Parents concerned by suicide, here's what you need to know
GIVE your children a sense of hope.
These are key words of advice from psychologist Mark Cary, who said the teenager's death could spur a range of emotions in the community.
Anger, sadness, depression and confusion were among a range of feelings Mr Cary said young people may be feeling as they try to make sense of the recent tragedy.
Mr Cary said it was important for parents to tell their children no problem was "too big to solve".
"When (young people) get depressed we see all sorts of changes in their personality. They start to not look after themselves, become withrawn, can eat less, have poor sleep, stop mixing with their family or friends," he said.
"A person can develop suicidal thinking when they feel there is little hope of fixing an issue."
Mr Cary said parents should demonstrate they share their children's concerns and that there are ways of addressing the issue.
"It's always important to encourage a sense of hope and a view that things can be solved," he said.
"If you know a child is having suicidal thoughts, keep an eye on them.
"Spend a lot of time with them and try to be around them."
Kaitlyn's sister Shardae Ros said in hindsight there were small signs the Stanthorpe 16-year-old was becoming withdrawn, but she did not realise the extent of her issues.
"We would ask her what was wrong and she would say nothing and just go off into her room," Shardae said.
Mother of two Hayley Latham said it was "scary" for parents to think their child might not communicate their problems.
"Especially if they won't open up - you don't know where they are at in their mind," she said.
As someone who raised a transgender child who faced bullying, Mrs Latham said her main concern as a parent was preventing her son from taking his own life.
"I experienced first-hand how bullying could could affect his emotional state and mental health."
Mr Cary said friends could grieve Kaitlyn by planting a tree, lighting a candle or taking positive action.

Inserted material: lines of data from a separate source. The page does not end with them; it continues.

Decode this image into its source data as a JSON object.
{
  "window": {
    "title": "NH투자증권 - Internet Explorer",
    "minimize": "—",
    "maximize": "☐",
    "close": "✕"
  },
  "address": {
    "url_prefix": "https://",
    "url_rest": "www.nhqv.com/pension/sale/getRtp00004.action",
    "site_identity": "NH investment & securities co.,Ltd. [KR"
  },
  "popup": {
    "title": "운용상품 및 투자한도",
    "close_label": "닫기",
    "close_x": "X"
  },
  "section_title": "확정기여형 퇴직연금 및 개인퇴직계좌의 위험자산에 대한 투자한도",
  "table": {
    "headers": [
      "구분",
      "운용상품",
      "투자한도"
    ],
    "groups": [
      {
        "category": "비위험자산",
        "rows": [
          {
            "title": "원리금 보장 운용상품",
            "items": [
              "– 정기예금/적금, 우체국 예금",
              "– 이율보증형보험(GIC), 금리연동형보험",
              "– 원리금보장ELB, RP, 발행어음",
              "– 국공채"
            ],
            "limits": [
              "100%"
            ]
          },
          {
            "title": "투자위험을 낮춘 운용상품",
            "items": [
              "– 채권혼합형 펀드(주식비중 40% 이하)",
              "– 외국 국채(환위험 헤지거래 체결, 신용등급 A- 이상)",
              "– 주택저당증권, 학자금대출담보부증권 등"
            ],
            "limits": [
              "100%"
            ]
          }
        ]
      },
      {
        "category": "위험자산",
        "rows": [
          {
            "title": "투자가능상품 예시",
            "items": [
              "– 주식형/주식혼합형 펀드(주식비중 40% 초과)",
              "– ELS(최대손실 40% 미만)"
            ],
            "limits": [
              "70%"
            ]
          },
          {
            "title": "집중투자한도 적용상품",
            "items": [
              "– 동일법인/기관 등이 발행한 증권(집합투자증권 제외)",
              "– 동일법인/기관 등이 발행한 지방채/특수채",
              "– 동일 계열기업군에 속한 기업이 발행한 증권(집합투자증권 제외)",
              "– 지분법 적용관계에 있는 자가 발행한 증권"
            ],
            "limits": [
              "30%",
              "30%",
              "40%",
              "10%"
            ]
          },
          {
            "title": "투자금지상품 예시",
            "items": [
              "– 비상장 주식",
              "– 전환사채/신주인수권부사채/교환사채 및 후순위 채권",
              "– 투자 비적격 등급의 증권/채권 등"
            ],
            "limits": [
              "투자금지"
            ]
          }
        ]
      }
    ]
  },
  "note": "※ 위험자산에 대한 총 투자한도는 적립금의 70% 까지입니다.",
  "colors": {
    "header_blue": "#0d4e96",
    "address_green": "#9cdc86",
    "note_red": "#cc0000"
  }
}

If you or someone you know need help, 24/7 support is available. Phone Lifeline on 13 11 14 or Kids Helpline on 1800 551 800, or visit kidshelpline.com.au